Addressing the Group for the East End benefit Saturday night in Sagaponack, Long Island, Alec Baldwin implored Group President Robert DeLuca to expand the scope of the Hamptons environmental nonprofit to the Greenwich Village block where the actor lives and is attended by paparazzi.
“Only Bob DeLuca can come in and clean up the infestation,” joked Baldwin, who had an altercation with a Daily News photographer on a Manhattan sidewalk days earlier.
The 54-year-old then needled the Group about its elevated nesting platforms on poles for ospreys, the once-endangered fish hawks that fly above area coastlines.
“God knows I need Bob DeLuca to shut up about these osprey poles,” said Baldwin, who has a house in Amagansett, two towns east. Within seconds, Baldwin raised about $34,000 to build new osprey poles as 17 people raised their hands to contribute $1,000 each and Baldwin said he’d match every dollar.
Under flowing white tents at the Wolffer Estate, a vineyard and stable, the evening grossed about $550,000 for the 40-year-old advocacy and educational organization. Baldwin attended with his fiancée, yoga teacher Hilaria Thomas, wearing a bright coral cocktail dress; and his 16-year-old daughter, Ireland, in a Grecian floor-length strapless outfit.
Amid two auctions -- silent and live -- and dinner with roast pepper-crusted beef or lobster cake options, guests said their support was motivated by a desire to improve water quality and community planning, preserve natural habitats and open spaces, or all of the above.
“Overdevelopment causes all the other problems,” said fashion designer Nicole Miller, a Group patron for 16 years, with her husband, Kim Taipale, a founding partner of the technology merchant-banking firm Parkview TMB.
Between courses, auctioneer George McNeely of Christie’s offered a Jackson Hole, Wyoming, “eco-adventure,” a week in a St. Martin villa and two days on a 156-foot yacht sailing from Newport, Rhode Island.
“When they put a parking lot next to your home, don’t blame me,” he shouted to one tepid bidder.
Paul McDowell, chief executive officer of CapLease Inc., a real estate investment trust, and his wife, Susan, a potter, paid $6,000 for “farm-to-table wine-tasting dinner for eight,” valued at $5,000.

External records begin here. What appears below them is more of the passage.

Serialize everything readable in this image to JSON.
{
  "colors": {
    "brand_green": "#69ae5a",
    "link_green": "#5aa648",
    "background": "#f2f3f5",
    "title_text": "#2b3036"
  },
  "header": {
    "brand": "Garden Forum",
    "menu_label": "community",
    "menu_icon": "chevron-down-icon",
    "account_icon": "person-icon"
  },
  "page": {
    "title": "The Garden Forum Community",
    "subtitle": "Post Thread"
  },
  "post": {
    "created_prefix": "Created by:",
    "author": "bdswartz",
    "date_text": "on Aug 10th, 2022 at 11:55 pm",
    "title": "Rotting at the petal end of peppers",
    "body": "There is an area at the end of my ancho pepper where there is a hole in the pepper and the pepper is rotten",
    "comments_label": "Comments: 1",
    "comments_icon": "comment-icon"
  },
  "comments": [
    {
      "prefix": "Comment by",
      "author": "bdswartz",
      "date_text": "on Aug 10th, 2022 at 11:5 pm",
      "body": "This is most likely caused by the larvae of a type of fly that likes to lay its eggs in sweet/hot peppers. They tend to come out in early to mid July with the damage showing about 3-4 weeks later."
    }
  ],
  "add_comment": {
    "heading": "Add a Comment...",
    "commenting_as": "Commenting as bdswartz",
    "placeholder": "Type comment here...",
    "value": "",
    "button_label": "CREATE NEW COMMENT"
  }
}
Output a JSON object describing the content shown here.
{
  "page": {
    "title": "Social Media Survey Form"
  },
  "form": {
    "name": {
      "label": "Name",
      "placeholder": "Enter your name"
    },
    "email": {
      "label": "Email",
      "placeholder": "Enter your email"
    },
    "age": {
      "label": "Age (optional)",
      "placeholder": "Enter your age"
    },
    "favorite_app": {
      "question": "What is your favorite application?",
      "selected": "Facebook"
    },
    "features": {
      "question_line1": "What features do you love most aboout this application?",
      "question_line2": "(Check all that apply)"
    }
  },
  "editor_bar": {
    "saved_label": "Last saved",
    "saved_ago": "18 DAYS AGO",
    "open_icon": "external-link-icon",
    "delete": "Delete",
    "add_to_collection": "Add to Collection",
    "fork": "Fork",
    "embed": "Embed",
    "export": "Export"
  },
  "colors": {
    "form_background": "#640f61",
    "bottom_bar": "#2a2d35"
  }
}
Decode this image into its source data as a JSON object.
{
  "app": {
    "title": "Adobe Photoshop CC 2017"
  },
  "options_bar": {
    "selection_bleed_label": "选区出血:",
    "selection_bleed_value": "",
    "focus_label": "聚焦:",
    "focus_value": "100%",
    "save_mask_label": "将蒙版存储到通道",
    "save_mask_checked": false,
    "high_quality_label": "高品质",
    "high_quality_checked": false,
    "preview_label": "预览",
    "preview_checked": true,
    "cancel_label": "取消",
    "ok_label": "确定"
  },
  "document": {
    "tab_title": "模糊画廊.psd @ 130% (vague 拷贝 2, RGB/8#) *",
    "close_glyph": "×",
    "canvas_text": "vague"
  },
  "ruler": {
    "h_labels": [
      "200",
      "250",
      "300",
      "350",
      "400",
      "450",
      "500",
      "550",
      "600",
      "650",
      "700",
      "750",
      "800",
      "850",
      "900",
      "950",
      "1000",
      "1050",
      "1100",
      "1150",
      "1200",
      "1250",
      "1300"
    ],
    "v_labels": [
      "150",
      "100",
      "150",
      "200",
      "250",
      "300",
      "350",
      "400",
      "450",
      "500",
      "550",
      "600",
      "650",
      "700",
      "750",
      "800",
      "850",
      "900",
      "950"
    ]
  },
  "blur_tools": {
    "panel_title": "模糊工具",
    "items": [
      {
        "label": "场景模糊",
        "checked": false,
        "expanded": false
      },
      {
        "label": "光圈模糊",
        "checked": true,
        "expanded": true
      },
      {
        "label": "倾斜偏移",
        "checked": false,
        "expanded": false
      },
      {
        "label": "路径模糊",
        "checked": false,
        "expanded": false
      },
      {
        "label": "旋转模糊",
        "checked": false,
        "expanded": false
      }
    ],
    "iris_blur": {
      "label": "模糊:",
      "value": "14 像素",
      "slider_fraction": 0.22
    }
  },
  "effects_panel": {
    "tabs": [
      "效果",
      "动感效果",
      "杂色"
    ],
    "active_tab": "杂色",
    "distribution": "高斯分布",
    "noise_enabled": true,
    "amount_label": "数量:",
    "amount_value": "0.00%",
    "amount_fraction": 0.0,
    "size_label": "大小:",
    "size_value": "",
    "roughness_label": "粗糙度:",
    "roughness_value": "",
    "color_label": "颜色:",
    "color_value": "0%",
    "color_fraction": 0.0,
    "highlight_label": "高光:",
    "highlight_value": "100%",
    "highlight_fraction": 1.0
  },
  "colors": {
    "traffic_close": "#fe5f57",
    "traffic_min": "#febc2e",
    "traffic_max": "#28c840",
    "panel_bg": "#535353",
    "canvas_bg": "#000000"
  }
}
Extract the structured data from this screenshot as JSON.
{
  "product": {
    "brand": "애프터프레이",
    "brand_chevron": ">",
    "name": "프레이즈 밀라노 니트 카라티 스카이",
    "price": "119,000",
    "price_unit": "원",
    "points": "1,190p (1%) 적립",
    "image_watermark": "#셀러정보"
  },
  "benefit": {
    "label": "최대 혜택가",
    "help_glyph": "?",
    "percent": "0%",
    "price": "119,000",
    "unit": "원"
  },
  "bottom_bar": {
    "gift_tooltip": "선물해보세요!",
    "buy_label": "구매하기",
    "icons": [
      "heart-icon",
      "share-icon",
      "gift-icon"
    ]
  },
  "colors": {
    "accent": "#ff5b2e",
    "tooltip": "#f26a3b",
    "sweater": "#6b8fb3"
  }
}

They sat with neighbors from Shelter Island, Marco Birch, a portfolio manager at Moore Capital Management, and his wife, Katherine Leahy Birch, both of whom are on the Group’s board.
Marco Birch called Shelter Island, accessible via ferry, “New England-y.”
“When you’re at a dinner party, you’re as likely to sit next to a ferry captain as someone who works on Wall Street,” he said. “It’s a very grass-roots community.”
Birch said that DeLuca “focuses on saving us from ourselves.
“He’s trying to prevent people from poisoning their own land,” he said.
As for water, DeLuca said in an interview that while water in the Hamptons is safe to drink, it contains excessive nitrogen that “over-fertilizes” the area’s bays.
“Fish, shellfish and the marine ecosystem have much lower tolerance for nitrogen,” he said. “Boating and fishing require clean water.”
Muse highlights include John Mariani on wine and Hephzibah Anderson on books.